After all, we have been teaching our children to become self-sufficient all their lives. Logically speaking we should feel happy and satisfied that we have done our best in raising them thus far and now they can practice what they have imbibed from us. Now that our children have grown up and left home and we have more time on our hands, shouldn’t we carry out all the things on our wish list – learn Spanish or music, go to Zumba class, volunteer at the Food Bank, start a book club, go on the Mediterranean cruise? But we can’t seem to let go when they leave.
Instead, we worry endlessly that they should be okay away from us – eat on time, sleep enough, make good new friends, party less, not have allergy attacks, blah, blah, blah. We start planning for when they would be back home on vacation and we can cook all the dishes they like. Our lives are in suspension until the telephone rings for that often unsatisfactorily short call with our children, after which we continue our worrying about their welfare. We consult our friends on how they fared when their children left home and are consoled that they felt the same way. A part of our heart has gone with the children and what remains feels heavy.
While it is very normal and totally understandable to miss our children whom we have cared for in close proximity for eighteen plus years, for some of us it is very traumatic to come to terms with children moving out. We feel listless, suffer from a loss of identity and even become depressed. We don’t know what to do with our lives and ourselves anymore. This is when our inability to relinquish our worries becomes unhealthy. But why are some of us unable to get on with the next phase of our lives?
From my experience as a mother and as a coach, there are three common reasons why it is so difficult for some mothers to come to terms with children moving out.
- “Once a mother, always one”: In our culture, we are ingrained to think that once a parent, always a parent, aka, “We have the right to worry about you all your life.” So we are conditioned to think that we have to constantly attend to our children, whether they are young or old enough, whether they are children or adults.
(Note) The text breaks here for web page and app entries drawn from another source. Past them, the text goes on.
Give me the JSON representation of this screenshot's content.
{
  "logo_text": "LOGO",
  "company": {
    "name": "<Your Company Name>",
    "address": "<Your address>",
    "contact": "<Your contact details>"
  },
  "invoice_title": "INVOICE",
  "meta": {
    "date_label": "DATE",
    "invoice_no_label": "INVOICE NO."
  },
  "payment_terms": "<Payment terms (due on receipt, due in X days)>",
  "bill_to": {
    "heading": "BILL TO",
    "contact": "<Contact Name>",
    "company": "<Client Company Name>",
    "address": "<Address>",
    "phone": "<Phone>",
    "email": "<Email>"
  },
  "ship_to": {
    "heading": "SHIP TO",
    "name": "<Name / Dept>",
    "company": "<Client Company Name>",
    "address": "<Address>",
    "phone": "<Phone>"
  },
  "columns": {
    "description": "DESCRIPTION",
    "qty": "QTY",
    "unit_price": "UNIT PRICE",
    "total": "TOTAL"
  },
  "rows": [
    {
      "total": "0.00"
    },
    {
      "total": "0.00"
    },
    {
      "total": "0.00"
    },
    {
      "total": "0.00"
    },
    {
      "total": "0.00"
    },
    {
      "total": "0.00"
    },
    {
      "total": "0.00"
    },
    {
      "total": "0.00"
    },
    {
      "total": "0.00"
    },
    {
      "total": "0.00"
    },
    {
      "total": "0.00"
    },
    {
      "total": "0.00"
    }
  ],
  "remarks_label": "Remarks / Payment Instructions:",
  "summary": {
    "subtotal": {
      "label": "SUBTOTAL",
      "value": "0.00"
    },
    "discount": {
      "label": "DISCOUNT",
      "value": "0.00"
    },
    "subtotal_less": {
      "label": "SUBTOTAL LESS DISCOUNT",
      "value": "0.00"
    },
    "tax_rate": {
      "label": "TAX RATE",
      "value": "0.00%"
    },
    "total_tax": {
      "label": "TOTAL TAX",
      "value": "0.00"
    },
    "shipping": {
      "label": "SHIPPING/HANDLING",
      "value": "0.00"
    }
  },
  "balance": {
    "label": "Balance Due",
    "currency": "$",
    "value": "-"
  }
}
If we moved on with other things to do, then we would not be ‘true’, and ‘good’ mothers by our cultural norms.
- Buried desires and forgotten self-purpose: For over eighteen years, we had a noble purpose – that of raising our children. Our presence in their lives was very important to take care of all their physical and emotional needs. Now, that goal is complete and no longer on our radar, but there is nothing else to replace that hugely important objective. We had subjugated our own desires and wishes to the higher priority of caring for them. Now it is difficult for us to think of ourselves, for ourselves. We have forgotten what we want.
- A 20-year old habit is hard to break: For eighteen plus years, we have lived caring for our children, enjoying them, thinking for them, deciding for them, and planning for them. The habit is so entrenched in us that we continue to live with it. Much like brushing our teeth, which we do for ourselves, we had also programed ourselves to give that wake up call to our children in the morning to get ready for school, remind them about taking their lunch and so on. When the children leave, our brains now continue to do it from afar, which takes the form of worry for all the little things that they should do for themselves.
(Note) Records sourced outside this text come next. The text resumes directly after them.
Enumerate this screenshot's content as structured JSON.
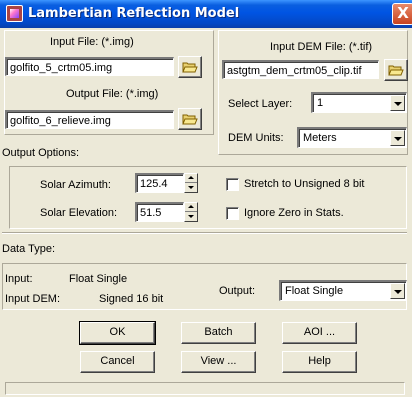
{
  "window": {
    "title": "Lambertian Reflection Model",
    "close_glyph": "X"
  },
  "input_file": {
    "label": "Input File: (*.img)",
    "value": "golfito_5_crtm05.img"
  },
  "output_file": {
    "label": "Output File: (*.img)",
    "value": "golfito_6_relieve.img"
  },
  "dem_file": {
    "label": "Input DEM File: (*.tif)",
    "value": "astgtm_dem_crtm05_clip.tif"
  },
  "select_layer": {
    "label": "Select Layer:",
    "value": "1"
  },
  "dem_units": {
    "label": "DEM Units:",
    "value": "Meters"
  },
  "output_options": {
    "label": "Output Options:",
    "solar_azimuth": {
      "label": "Solar Azimuth:",
      "value": "125.4"
    },
    "solar_elevation": {
      "label": "Solar Elevation:",
      "value": "51.5"
    },
    "stretch_label": "Stretch to Unsigned 8 bit",
    "ignore_zero_label": "Ignore Zero in Stats."
  },
  "data_type": {
    "label": "Data Type:",
    "input_label": "Input:",
    "input_value": "Float Single",
    "input_dem_label": "Input DEM:",
    "input_dem_value": "Signed 16 bit",
    "output_label": "Output:",
    "output_value": "Float Single"
  },
  "buttons": {
    "ok": "OK",
    "batch": "Batch",
    "aoi": "AOI ...",
    "cancel": "Cancel",
    "view": "View ...",
    "help": "Help"
  },
  "icons": {
    "folder": "open-folder-icon",
    "dropdown": "chevron-down-icon"
  }
}
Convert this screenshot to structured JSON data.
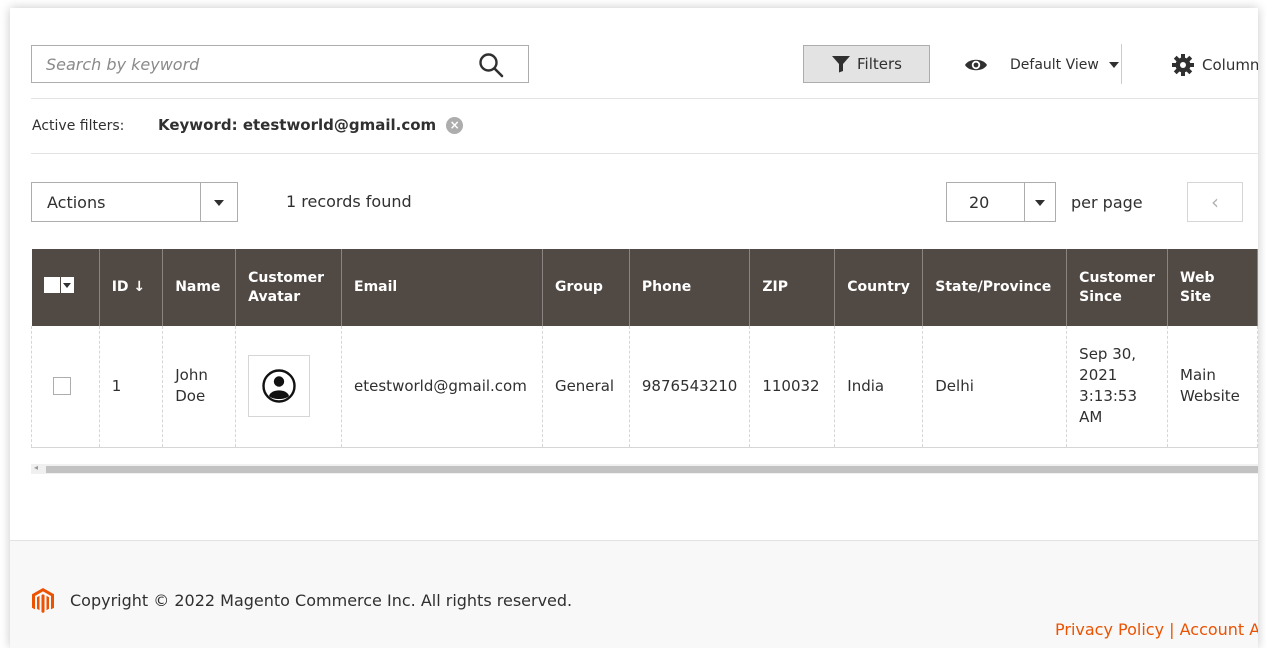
{
  "search": {
    "placeholder": "Search by keyword",
    "value": ""
  },
  "toolbar": {
    "filters_label": "Filters",
    "view_label": "Default View",
    "columns_label": "Columns"
  },
  "active_filters": {
    "label": "Active filters:",
    "chip": "Keyword: etestworld@gmail.com"
  },
  "actions": {
    "label": "Actions"
  },
  "records_found": "1 records found",
  "pagination": {
    "per_page_value": "20",
    "per_page_label": "per page",
    "prev_glyph": "‹"
  },
  "grid": {
    "headers": {
      "id": "ID ↓",
      "name": "Name",
      "avatar_line1": "Customer",
      "avatar_line2": "Avatar",
      "email": "Email",
      "group": "Group",
      "phone": "Phone",
      "zip": "ZIP",
      "country": "Country",
      "state": "State/Province",
      "since_line1": "Customer",
      "since_line2": "Since",
      "website_line1": "Web",
      "website_line2": "Site"
    },
    "rows": [
      {
        "id": "1",
        "name_line1": "John",
        "name_line2": "Doe",
        "email": "etestworld@gmail.com",
        "group": "General",
        "phone": "9876543210",
        "zip": "110032",
        "country": "India",
        "state": "Delhi",
        "since_line1": "Sep 30,",
        "since_line2": "2021",
        "since_line3": "3:13:53",
        "since_line4": "AM",
        "website_line1": "Main",
        "website_line2": "Website"
      }
    ]
  },
  "footer": {
    "copyright": "Copyright © 2022 Magento Commerce Inc. All rights reserved.",
    "links": "Privacy Policy | Account Activity"
  },
  "colors": {
    "header_bg": "#514943",
    "accent_orange": "#eb5202",
    "border": "#adadad"
  }
}
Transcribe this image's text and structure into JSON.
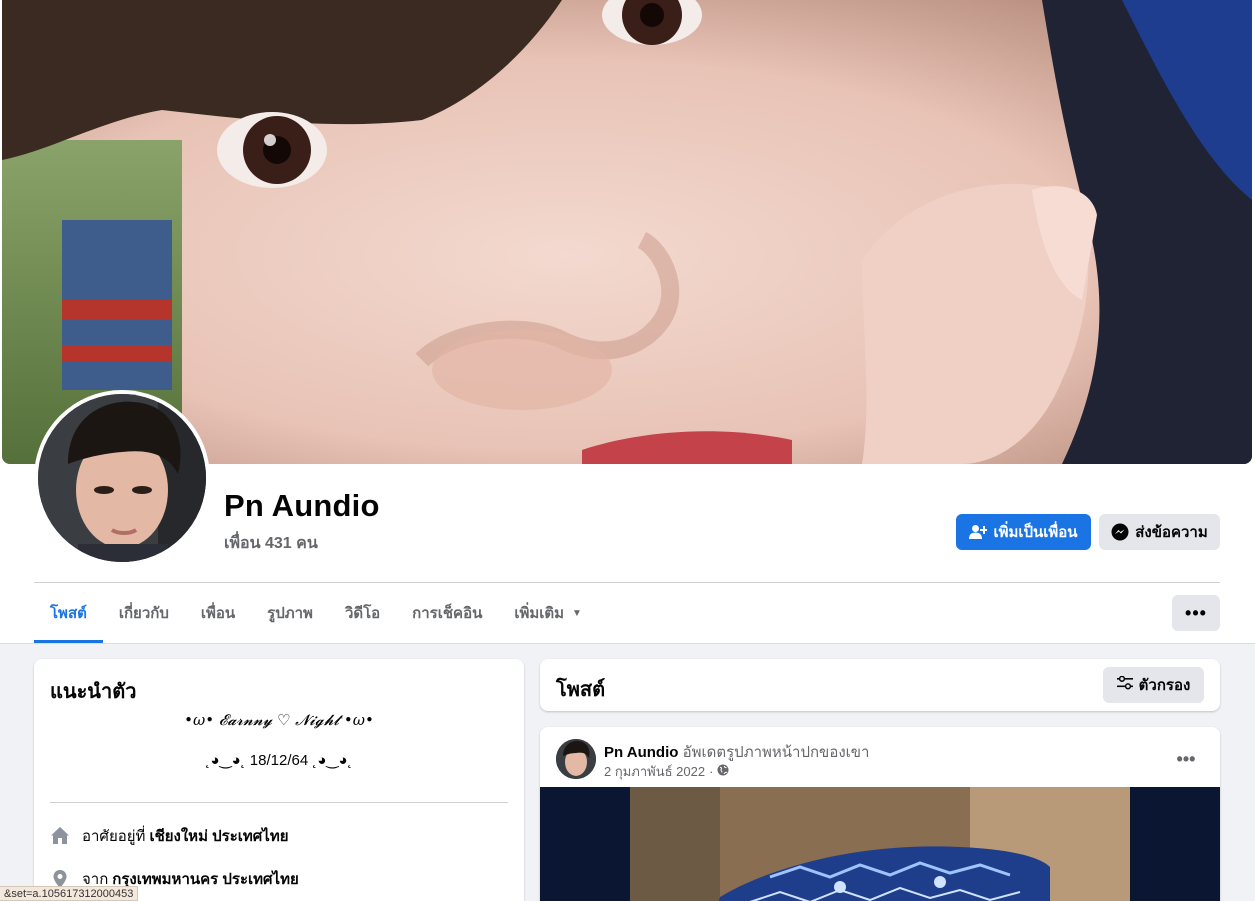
{
  "profile": {
    "name": "Pn Aundio",
    "friends": "เพื่อน 431 คน"
  },
  "actions": {
    "add_friend": "เพิ่มเป็นเพื่อน",
    "message": "ส่งข้อความ"
  },
  "tabs": [
    {
      "label": "โพสต์",
      "active": true
    },
    {
      "label": "เกี่ยวกับ"
    },
    {
      "label": "เพื่อน"
    },
    {
      "label": "รูปภาพ"
    },
    {
      "label": "วิดีโอ"
    },
    {
      "label": "การเช็คอิน"
    },
    {
      "label": "เพิ่มเติม"
    }
  ],
  "more_icon": "•••",
  "intro": {
    "title": "แนะนำตัว",
    "bio_line1": "•ω• 𝓔𝓪𝓻𝓷𝓷𝔂 ♡ 𝓝𝓲𝓰𝓱𝓽 •ω•",
    "bio_line2": "˛◕‿◕˛ 18/12/64 ˛◕‿◕˛",
    "lives_in_prefix": "อาศัยอยู่ที่",
    "lives_in": "เชียงใหม่ ประเทศไทย",
    "from_prefix": "จาก",
    "from": "กรุงเทพมหานคร ประเทศไทย"
  },
  "posts_header": {
    "title": "โพสต์",
    "filter": "ตัวกรอง"
  },
  "post": {
    "author": "Pn Aundio",
    "action": "อัพเดตรูปภาพหน้าปกของเขา",
    "date": "2 กุมภาพันธ์ 2022",
    "separator": "·"
  },
  "status_bar": "&set=a.105617312000453",
  "colors": {
    "accent": "#1b74e4",
    "secondary_button": "#e4e6eb",
    "page_bg": "#f0f2f5",
    "muted_text": "#65676b"
  },
  "icons": {
    "add_friend": "person-plus-icon",
    "message": "messenger-icon",
    "filter": "sliders-icon",
    "home": "home-icon",
    "location": "location-pin-icon",
    "privacy": "globe-icon"
  }
}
If you are someone having a hard time with letting go of your children for any of the above reasons, and if you want to know how you can transition smoothly from being a perpetual full-time mother in your mind, to a pretty relieved parent looking forward to the next phase in her life, watch out for my next blog and new practices to adopt.
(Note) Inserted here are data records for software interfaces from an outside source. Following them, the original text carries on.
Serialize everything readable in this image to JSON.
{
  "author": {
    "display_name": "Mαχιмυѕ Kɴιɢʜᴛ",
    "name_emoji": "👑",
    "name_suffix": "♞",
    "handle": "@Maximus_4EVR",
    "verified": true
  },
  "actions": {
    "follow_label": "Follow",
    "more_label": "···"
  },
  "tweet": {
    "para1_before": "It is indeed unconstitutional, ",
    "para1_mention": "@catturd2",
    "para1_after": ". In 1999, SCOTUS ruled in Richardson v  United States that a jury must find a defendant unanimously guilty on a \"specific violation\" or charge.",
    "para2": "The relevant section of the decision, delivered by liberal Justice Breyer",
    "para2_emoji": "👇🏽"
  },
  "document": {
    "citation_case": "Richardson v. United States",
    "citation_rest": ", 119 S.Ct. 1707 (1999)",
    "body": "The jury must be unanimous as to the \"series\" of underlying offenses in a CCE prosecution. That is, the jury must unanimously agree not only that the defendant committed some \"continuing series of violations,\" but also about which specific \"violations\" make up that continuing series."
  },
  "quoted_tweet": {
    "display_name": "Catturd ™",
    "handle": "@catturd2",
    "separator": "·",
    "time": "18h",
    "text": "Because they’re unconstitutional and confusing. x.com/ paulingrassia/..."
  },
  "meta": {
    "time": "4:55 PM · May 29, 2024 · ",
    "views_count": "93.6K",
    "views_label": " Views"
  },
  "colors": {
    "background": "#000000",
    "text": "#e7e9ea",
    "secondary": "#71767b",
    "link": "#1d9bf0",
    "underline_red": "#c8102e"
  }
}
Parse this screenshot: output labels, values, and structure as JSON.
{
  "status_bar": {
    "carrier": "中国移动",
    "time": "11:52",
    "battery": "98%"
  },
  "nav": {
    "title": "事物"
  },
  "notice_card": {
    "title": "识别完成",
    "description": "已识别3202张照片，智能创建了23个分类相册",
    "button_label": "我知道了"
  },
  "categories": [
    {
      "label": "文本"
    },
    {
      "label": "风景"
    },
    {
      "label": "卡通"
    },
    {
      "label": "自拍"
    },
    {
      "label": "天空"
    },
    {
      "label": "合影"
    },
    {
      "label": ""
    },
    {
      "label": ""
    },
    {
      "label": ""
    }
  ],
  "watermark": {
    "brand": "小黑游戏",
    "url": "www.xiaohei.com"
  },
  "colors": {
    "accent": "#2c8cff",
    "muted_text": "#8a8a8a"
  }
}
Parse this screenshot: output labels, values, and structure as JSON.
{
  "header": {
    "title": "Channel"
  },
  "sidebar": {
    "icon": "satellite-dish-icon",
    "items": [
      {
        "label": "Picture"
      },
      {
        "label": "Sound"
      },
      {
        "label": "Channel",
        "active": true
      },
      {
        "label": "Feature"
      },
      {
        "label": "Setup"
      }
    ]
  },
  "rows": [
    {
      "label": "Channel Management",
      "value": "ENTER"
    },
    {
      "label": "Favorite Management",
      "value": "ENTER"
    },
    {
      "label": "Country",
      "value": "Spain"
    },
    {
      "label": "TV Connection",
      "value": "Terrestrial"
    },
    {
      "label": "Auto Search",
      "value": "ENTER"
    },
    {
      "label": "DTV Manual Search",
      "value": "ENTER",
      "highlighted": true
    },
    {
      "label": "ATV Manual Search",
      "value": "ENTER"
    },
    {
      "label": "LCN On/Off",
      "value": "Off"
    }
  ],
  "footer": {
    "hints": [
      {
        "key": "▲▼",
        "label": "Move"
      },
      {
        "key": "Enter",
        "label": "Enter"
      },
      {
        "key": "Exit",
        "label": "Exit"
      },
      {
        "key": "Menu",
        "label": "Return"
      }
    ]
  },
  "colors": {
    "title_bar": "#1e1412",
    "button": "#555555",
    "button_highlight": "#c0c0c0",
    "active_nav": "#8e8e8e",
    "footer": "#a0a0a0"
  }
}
(The author lives in southern California and helps single moms recreate their lives as breadwinners and beyond, through her practice Possibilities N U LLC. For a free copy of her book, email her – Janaki@frombtobbook.com.)